Poetry takes up most of the volume, but the fiction and nonfiction are strong as well, with “The Unrhymables” by Denise Duhamel and Julie Marie Wade being the most fun. The authors riff on words that don’t rhyme with anything—orange, angst, breadth, depth, and purple—cheerfully free-associating along an edge that threatens to topple them into mere whimsy but holds to structure and purpose. Eric Ellingsen’s essay, “We all say that this means that the world” takes us on a walk through Berlin as the author asks strangers for help in translating a Russian poem, “Out of the Bag,” by Velimir Klebnikov. Eric Barnes’s short story “Pit Bulls” is an uncomfortable tale of inexorably building danger in the lives of two teenagers from different races who fall in love.
The issue includes numerous photographs and other artwork, some illustrative of individual written pieces, such as Kathryn Dunlevie’s “Platform Six” paired with Teresa Roy’s poem “Eternal Life (The Running Poem),” about catching a train for Warsaw. Other pictures might depict moods of the collection, as Christopher Woods’s distorted building does in his photo of “The Dreaming House.”
To show us how far we’ve traveled from our moorings, the last selection is Amy Vaniotis’s poem, “Against Poems of Myth,” reminding us that we live not “where nymphs gambol and gods hand down judgments,” but in a place that “smells of railroad tracks and sweat.”

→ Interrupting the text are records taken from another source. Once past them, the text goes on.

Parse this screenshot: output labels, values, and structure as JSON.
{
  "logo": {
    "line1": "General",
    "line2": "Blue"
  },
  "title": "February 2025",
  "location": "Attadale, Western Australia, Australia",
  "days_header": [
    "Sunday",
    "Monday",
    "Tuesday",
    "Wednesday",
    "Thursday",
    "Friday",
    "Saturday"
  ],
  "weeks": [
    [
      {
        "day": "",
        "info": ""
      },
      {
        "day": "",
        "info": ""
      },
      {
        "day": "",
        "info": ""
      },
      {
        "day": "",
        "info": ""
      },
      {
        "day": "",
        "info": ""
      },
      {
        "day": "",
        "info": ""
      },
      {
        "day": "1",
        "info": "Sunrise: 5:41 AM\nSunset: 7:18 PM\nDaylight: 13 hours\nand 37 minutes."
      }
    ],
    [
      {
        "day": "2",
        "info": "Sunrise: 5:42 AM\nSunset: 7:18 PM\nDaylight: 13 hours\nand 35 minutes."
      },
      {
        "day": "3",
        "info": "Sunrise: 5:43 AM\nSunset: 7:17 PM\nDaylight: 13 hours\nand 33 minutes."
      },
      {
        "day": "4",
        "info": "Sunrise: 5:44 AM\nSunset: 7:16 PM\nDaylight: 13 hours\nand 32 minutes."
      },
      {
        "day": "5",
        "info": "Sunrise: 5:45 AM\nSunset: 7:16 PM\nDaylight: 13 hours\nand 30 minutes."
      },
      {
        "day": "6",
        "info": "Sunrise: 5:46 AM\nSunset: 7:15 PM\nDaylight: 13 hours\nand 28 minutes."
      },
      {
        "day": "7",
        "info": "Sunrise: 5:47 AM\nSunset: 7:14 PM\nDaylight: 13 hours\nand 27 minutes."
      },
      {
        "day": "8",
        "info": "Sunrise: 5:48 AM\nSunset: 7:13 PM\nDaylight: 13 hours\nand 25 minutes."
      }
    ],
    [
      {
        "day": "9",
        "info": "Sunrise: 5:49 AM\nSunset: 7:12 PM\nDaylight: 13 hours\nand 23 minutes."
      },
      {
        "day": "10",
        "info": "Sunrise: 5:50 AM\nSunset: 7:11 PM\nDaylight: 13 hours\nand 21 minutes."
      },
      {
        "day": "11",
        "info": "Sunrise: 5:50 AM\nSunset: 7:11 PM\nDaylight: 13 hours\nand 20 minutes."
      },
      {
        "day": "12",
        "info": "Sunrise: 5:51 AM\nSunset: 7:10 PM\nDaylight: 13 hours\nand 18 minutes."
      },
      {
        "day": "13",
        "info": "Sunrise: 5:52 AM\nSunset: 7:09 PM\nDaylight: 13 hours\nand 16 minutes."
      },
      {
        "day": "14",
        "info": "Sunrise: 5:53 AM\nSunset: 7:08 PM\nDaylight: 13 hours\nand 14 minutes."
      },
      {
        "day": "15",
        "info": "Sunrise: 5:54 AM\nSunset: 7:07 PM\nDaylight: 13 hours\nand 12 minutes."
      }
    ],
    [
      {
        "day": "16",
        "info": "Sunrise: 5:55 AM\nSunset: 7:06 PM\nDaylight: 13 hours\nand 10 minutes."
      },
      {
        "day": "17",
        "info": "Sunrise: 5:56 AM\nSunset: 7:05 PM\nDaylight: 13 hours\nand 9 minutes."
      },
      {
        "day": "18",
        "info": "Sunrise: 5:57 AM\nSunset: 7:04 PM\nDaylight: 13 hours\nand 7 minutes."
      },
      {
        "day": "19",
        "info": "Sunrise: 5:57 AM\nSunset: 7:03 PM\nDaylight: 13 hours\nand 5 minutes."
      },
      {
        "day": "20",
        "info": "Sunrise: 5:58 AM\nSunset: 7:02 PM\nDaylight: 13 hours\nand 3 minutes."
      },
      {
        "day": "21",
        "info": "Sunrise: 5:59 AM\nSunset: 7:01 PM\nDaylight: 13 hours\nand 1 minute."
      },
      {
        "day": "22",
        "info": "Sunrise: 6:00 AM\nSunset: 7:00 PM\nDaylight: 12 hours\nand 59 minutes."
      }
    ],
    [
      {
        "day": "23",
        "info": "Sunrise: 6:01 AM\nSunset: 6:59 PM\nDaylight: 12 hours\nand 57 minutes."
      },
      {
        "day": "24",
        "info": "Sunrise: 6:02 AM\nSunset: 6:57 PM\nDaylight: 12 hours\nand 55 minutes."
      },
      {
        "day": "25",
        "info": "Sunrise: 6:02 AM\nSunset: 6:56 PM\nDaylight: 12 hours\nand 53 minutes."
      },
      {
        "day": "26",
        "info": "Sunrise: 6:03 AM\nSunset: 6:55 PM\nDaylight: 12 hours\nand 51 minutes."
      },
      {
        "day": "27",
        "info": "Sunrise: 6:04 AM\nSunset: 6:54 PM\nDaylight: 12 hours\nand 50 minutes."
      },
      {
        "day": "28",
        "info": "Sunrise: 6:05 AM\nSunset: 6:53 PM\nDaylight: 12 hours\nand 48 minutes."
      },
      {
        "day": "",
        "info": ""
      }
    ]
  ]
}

What sets the poems in this issue apart from those in other literary journals is the consistent beauty of the writing, a beauty that does not sacrifice boldness or experimentation to achieve a remarkable aesthetic level. It is as if the older stories they reconsider lend a lost harmony to these modern retellings.